South Korea’s Centers for Disease Control and Prevention (KCDC) reported 113 new virus cases on Saturday, the biggest jump in daily new cases since March 31. 

Among the 113 new cases, 86 are imported and 27 are locally transmitted, according to the KCDC. 

Local health officials had warned that 293 South Korean workers from Iraq who arrived on Friday would contribute to a surge in new numbers and so far, 36 of them have tested positive.

As of Saturday, 928 people are in quarantine in South Korea, the country's death-toll, meanwhile remains at 298. 

The new cases brings the country's tally of infections to 14,092, with 12,866 having recovered according to the KCDC.

12:02 a.m. ET, July 25, 2020

At least one man hospitalized after 12 people in Delaware given incorrect Covid-19 test results, State Senator says

At least one man has been hospitalized in Delaware after 12 people were inadvertently given incorrect Covid-19 test results, according to state officials. 
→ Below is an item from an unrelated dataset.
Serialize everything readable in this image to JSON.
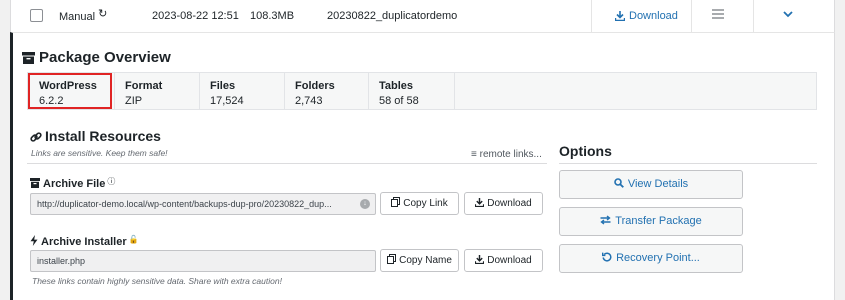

“In partnership with Walgreens, 2,791 samples were collected for processing through the Delaware Public Health Lab in the first week of testing. In the process of results delivery, 12 persons who tested positive for COVID-19 were inadvertently given negative results by phone due to an internal DPH system error,” a statement from the Delaware Department of Health said. 
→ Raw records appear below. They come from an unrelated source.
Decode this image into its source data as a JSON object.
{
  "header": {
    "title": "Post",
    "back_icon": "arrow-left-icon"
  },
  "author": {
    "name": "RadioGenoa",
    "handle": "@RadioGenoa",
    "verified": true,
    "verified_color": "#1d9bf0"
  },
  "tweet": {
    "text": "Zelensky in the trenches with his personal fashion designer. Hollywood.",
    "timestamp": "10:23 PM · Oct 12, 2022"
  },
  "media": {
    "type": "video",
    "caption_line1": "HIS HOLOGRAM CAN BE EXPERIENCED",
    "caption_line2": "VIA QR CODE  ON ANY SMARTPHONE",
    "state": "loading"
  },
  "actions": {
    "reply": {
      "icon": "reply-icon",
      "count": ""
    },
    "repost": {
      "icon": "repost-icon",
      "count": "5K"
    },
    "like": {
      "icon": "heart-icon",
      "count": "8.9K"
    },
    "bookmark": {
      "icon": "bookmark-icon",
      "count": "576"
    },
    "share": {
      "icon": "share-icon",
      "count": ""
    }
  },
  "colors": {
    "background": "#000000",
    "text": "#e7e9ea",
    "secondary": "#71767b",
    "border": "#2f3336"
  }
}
The Health Department said that while incorrect results were given over the phone, the correct test results were reported into their surveillance system and were included in statewide testing numbers and the state’s contact tracing system. The state’s health department also said they wanted to assure the public that this was not an error that occurred on site at the Walgreens testing sites. 

12:02 a.m. ET, July 25, 2020

Former US disease control chief says it's important to be honest with people about the risks of a vaccine

From CNN’s Shelby Lin Erdman

Former Director of the Centers for Disease Control and Prevention Dr. Tom Frieden uses hand sanitizer during a hearing on May 6 in Washington.
Former Director of the Centers for Disease Control and Prevention Dr. Tom Frieden uses hand sanitizer during a hearing on May 6 in Washington. Alex Wong/Getty Images

The first concern with a vaccine to prevent coronavirus infection will be safety, former Centers for Disease Control and Prevention director Dr. Thomas Frieden said Friday.

“This is the first time we've had an anti-vaccine movement before we've had the vaccine,” Frieden said in a podcast sponsored by the online news site Axios.

That makes it important to be honest and open with people about the risks, he said. 

“There's already too much suspicion and hesitancy about vaccines, and the way to address that is to just say it like it is and be sure that we're saying what we're doing, when we're doing it, what we're learning, when we're learning it,” said Frieden, who is now the president of Resolve to Save Lives. 

One concern is a potential immune reaction to vaccination, he said. “Because some of the adverse outcomes from Covid-19 are immune-regulated, and that raises the theoretical concern that something like the Kawasaki-like illness that you're seeing in rare instances of childhood illness could be a rare adverse event of vaccination,” he said.

Frieden said if a coronavirus vaccine is approved, he’d get one. “If there’s enough vaccine enough to provide for essential workers and particularly health care workers first and it's demonstrated to be safe and effective, I'd be delighted to get vaccinated,” Frieden said.

“There are a lot of hurdles to get over before we actually have a vaccine available, proven to be effective, demonstrated to be safe and widely used,” he added. “First and foremost is safety and efficacy,” he said. “Does it work, how well, for whom, for how long and is it safe?”

So far 25 vaccines are in human trials around the world and 141 more are in preclinical trials, according to the World Health Organization.

But a vaccine will not be the only solution to the pandemic. “I think what we have to get past is the idea that there is one thing that’s going to make Covid go away,” Frieden said.